App and web page records |
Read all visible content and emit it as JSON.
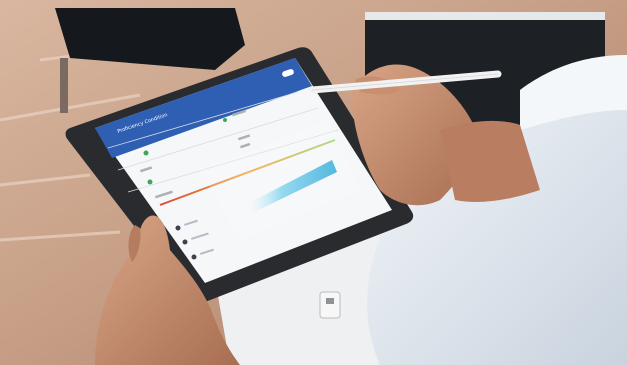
{
  "app": {
    "title": "Proficiency Condition",
    "subtitle": "",
    "header_badge": "",
    "rows": [
      {
        "label": "",
        "value": ""
      },
      {
        "label": "",
        "value": ""
      },
      {
        "label": "",
        "value": ""
      }
    ]
  },
  "colors": {
    "header_blue": "#2f5fb3",
    "accent_cyan": "#35b6dd",
    "status_green": "#3aa85a",
    "tablet_frame": "#2a2b2e",
    "floor": "#c8a48a",
    "shirt": "#e3e9f0",
    "skin": "#c99373",
    "stylus": "#f2f2f2"
  },
  "icons": [
    "stylus-icon",
    "status-dot-icon",
    "circle-bullet-icon"
  ]
}
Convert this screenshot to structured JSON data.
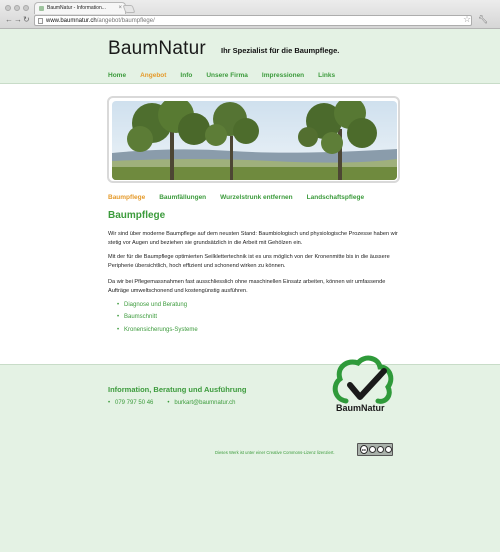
{
  "browser": {
    "tab_title": "BaumNatur - Information...",
    "url_host": "www.baumnatur.ch",
    "url_path": "/angebot/baumpflege/"
  },
  "header": {
    "logo": "BaumNatur",
    "tagline": "Ihr Spezialist für die Baumpflege."
  },
  "main_nav": {
    "active": "Angebot",
    "items": [
      "Home",
      "Angebot",
      "Info",
      "Unsere Firma",
      "Impressionen",
      "Links"
    ]
  },
  "sub_nav": {
    "active": "Baumpflege",
    "items": [
      "Baumpflege",
      "Baumfällungen",
      "Wurzelstrunk entfernen",
      "Landschaftspflege"
    ]
  },
  "content": {
    "heading": "Baumpflege",
    "paragraphs": [
      "Wir sind über moderne Baumpflege auf dem neusten Stand: Baumbiologisch und physiologische Prozesse haben wir stetig vor Augen und beziehen sie grundsätzlich in die Arbeit mit Gehölzen ein.",
      "Mit der für die Baumpflege optimierten Seilklettertechnik ist es uns möglich von der Kronenmitte  bis in die äussere Peripherie übersichtlich, hoch effizient und schonend wirken zu können.",
      "Da wir bei Pflegemassnahmen fast ausschliesslich ohne maschinellen Einsatz arbeiten, können wir umfassende Aufträge umweltschonend und kostengünstig ausführen."
    ],
    "links": [
      "Diagnose und Beratung",
      "Baumschnitt",
      "Kronensicherungs-Systeme"
    ]
  },
  "footer": {
    "title": "Information, Beratung und Ausführung",
    "phone": "079 797 50 46",
    "email": "burkart@baumnatur.ch",
    "logo_text": "BaumNatur",
    "license_text": "Dieses Werk ist unter einer Creative Commons-Lizenz lizenziert.",
    "cc_label": "cc"
  },
  "colors": {
    "green": "#3c9b3c",
    "orange": "#e59a2b",
    "background": "#e4f2e4"
  }
}
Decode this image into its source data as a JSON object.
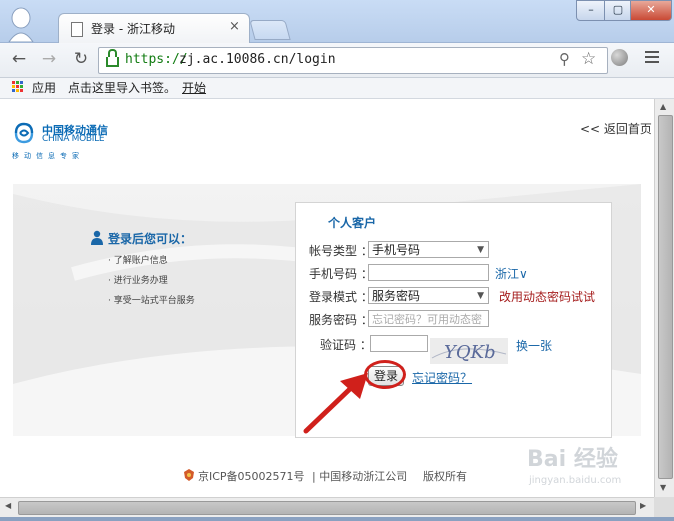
{
  "browser": {
    "tab_title": "登录 - 浙江移动",
    "tab_close": "×",
    "url_scheme": "https://",
    "url_rest": "zj.ac.10086.cn/login",
    "window_buttons": {
      "minimize": "–",
      "maximize": "▢",
      "close": "✕"
    },
    "nav": {
      "back": "←",
      "forward": "→",
      "reload": "↻"
    }
  },
  "bookmarks": {
    "apps": "应用",
    "import": "点击这里导入书签。",
    "start": "开始"
  },
  "header": {
    "logo_cn": "中国移动通信",
    "logo_en": "CHINA MOBILE",
    "logo_tagline": "移动信息专家",
    "home_link": "<< 返回首页"
  },
  "benefits": {
    "title": "登录后您可以：",
    "items": [
      "· 了解账户信息",
      "· 进行业务办理",
      "· 享受一站式平台服务"
    ]
  },
  "login_panel": {
    "title": "个人客户",
    "account_type_label": "帐号类型 ：",
    "account_type_value": "手机号码",
    "phone_label": "手机号码 ：",
    "phone_value": "",
    "region_link": "浙江∨",
    "login_mode_label": "登录模式 ：",
    "login_mode_value": "服务密码",
    "dynamic_link": "改用动态密码试试",
    "password_label": "服务密码 ：",
    "password_placeholder": "忘记密码？可用动态密",
    "captcha_label": "验证码 ：",
    "captcha_text": "YQKb",
    "swap_captcha": "换一张",
    "login_button": "登录",
    "forgot_link": "忘记密码？"
  },
  "footer": {
    "icp": "京ICP备05002571号",
    "company": "| 中国移动浙江公司",
    "rights": "版权所有"
  },
  "watermark": {
    "text": "Bai 经验",
    "sub": "jingyan.baidu.com"
  },
  "colors": {
    "brand_blue": "#1a67a8",
    "highlight_red": "#d0201b",
    "link_red": "#a51d1d"
  }
}
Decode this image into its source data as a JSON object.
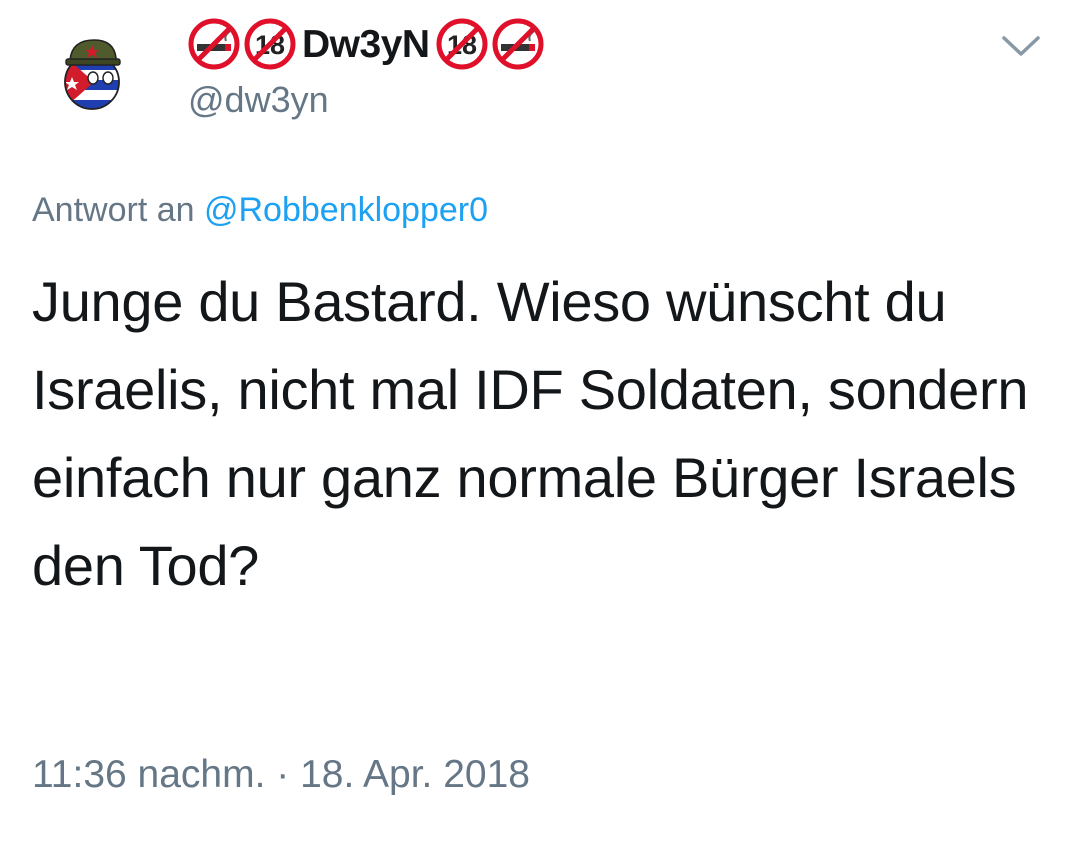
{
  "user": {
    "display_name": "Dw3yN",
    "handle": "@dw3yn",
    "avatar_icon": "cuba-countryball-avatar-icon",
    "badges_left": [
      "no-smoking-icon",
      "eighteen-plus-icon"
    ],
    "badges_right": [
      "eighteen-plus-icon",
      "no-smoking-icon"
    ]
  },
  "menu": {
    "icon": "chevron-down-icon"
  },
  "reply": {
    "prefix": "Antwort an",
    "mention": "@Robbenklopper0"
  },
  "tweet": {
    "text": "Junge du Bastard. Wieso wünscht du Israelis, nicht mal IDF Soldaten, sondern einfach nur ganz normale Bürger Israels den Tod?"
  },
  "meta": {
    "timestamp": "11:36 nachm. · 18. Apr. 2018"
  },
  "colors": {
    "text": "#14171a",
    "secondary": "#657786",
    "link": "#1da1f2",
    "badge_red": "#e0102a"
  }
}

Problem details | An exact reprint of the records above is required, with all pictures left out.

Exercise answer |
Read all visible content and emit it as JSON.
{
  "app": {
    "title": "Proficiency Condition",
    "subtitle": "",
    "header_badge": "",
    "rows": [
      {
        "label": "",
        "value": ""
      },
      {
        "label": "",
        "value": ""
      },
      {
        "label": "",
        "value": ""
      }
    ]
  },
  "colors": {
    "header_blue": "#2f5fb3",
    "accent_cyan": "#35b6dd",
    "status_green": "#3aa85a",
    "tablet_frame": "#2a2b2e",
    "floor": "#c8a48a",
    "shirt": "#e3e9f0",
    "skin": "#c99373",
    "stylus": "#f2f2f2"
  },
  "icons": [
    "stylus-icon",
    "status-dot-icon",
    "circle-bullet-icon"
  ]
}
Convert this screenshot to structured JSON data.
{
  "browser": {
    "tab_title": "BaumNatur - Information...",
    "url_host": "www.baumnatur.ch",
    "url_path": "/angebot/baumpflege/"
  },
  "header": {
    "logo": "BaumNatur",
    "tagline": "Ihr Spezialist für die Baumpflege."
  },
  "main_nav": {
    "active": "Angebot",
    "items": [
      "Home",
      "Angebot",
      "Info",
      "Unsere Firma",
      "Impressionen",
      "Links"
    ]
  },
  "sub_nav": {
    "active": "Baumpflege",
    "items": [
      "Baumpflege",
      "Baumfällungen",
      "Wurzelstrunk entfernen",
      "Landschaftspflege"
    ]
  },
  "content": {
    "heading": "Baumpflege",
    "paragraphs": [
      "Wir sind über moderne Baumpflege auf dem neusten Stand: Baumbiologisch und physiologische Prozesse haben wir stetig vor Augen und beziehen sie grundsätzlich in die Arbeit mit Gehölzen ein.",
      "Mit der für die Baumpflege optimierten Seilklettertechnik ist es uns möglich von der Kronenmitte  bis in die äussere Peripherie übersichtlich, hoch effizient und schonend wirken zu können.",
      "Da wir bei Pflegemassnahmen fast ausschliesslich ohne maschinellen Einsatz arbeiten, können wir umfassende Aufträge umweltschonend und kostengünstig ausführen."
    ],
    "links": [
      "Diagnose und Beratung",
      "Baumschnitt",
      "Kronensicherungs-Systeme"
    ]
  },
  "footer": {
    "title": "Information, Beratung und Ausführung",
    "phone": "079 797 50 46",
    "email": "burkart@baumnatur.ch",
    "logo_text": "BaumNatur",
    "license_text": "Dieses Werk ist unter einer Creative Commons-Lizenz lizenziert.",
    "cc_label": "cc"
  },
  "colors": {
    "green": "#3c9b3c",
    "orange": "#e59a2b",
    "background": "#e4f2e4"
  }
}
Decode this image into its source data as a JSON object.
{
  "browser": {
    "tab_title": "登录 - 浙江移动",
    "tab_close": "×",
    "url_scheme": "https://",
    "url_rest": "zj.ac.10086.cn/login",
    "window_buttons": {
      "minimize": "–",
      "maximize": "▢",
      "close": "✕"
    },
    "nav": {
      "back": "←",
      "forward": "→",
      "reload": "↻"
    }
  },
  "bookmarks": {
    "apps": "应用",
    "import": "点击这里导入书签。",
    "start": "开始"
  },
  "header": {
    "logo_cn": "中国移动通信",
    "logo_en": "CHINA MOBILE",
    "logo_tagline": "移动信息专家",
    "home_link": "<< 返回首页"
  },
  "benefits": {
    "title": "登录后您可以：",
    "items": [
      "· 了解账户信息",
      "· 进行业务办理",
      "· 享受一站式平台服务"
    ]
  },
  "login_panel": {
    "title": "个人客户",
    "account_type_label": "帐号类型 ：",
    "account_type_value": "手机号码",
    "phone_label": "手机号码 ：",
    "phone_value": "",
    "region_link": "浙江∨",
    "login_mode_label": "登录模式 ：",
    "login_mode_value": "服务密码",
    "dynamic_link": "改用动态密码试试",
    "password_label": "服务密码 ：",
    "password_placeholder": "忘记密码？可用动态密",
    "captcha_label": "验证码 ：",
    "captcha_text": "YQKb",
    "swap_captcha": "换一张",
    "login_button": "登录",
    "forgot_link": "忘记密码？"
  },
  "footer": {
    "icp": "京ICP备05002571号",
    "company": "| 中国移动浙江公司",
    "rights": "版权所有"
  },
  "watermark": {
    "text": "Bai 经验",
    "sub": "jingyan.baidu.com"
  },
  "colors": {
    "brand_blue": "#1a67a8",
    "highlight_red": "#d0201b",
    "link_red": "#a51d1d"
  }
}
Decode this image into its source data as a JSON object.
{
  "user": {
    "display_name": "Dw3yN",
    "handle": "@dw3yn",
    "avatar_icon": "cuba-countryball-avatar-icon",
    "badges_left": [
      "no-smoking-icon",
      "eighteen-plus-icon"
    ],
    "badges_right": [
      "eighteen-plus-icon",
      "no-smoking-icon"
    ]
  },
  "menu": {
    "icon": "chevron-down-icon"
  },
  "reply": {
    "prefix": "Antwort an",
    "mention": "@Robbenklopper0"
  },
  "tweet": {
    "text": "Junge du Bastard. Wieso wünscht du Israelis, nicht mal IDF Soldaten, sondern einfach nur ganz normale Bürger Israels den Tod?"
  },
  "meta": {
    "timestamp": "11:36 nachm. · 18. Apr. 2018"
  },
  "colors": {
    "text": "#14171a",
    "secondary": "#657786",
    "link": "#1da1f2",
    "badge_red": "#e0102a"
  }
}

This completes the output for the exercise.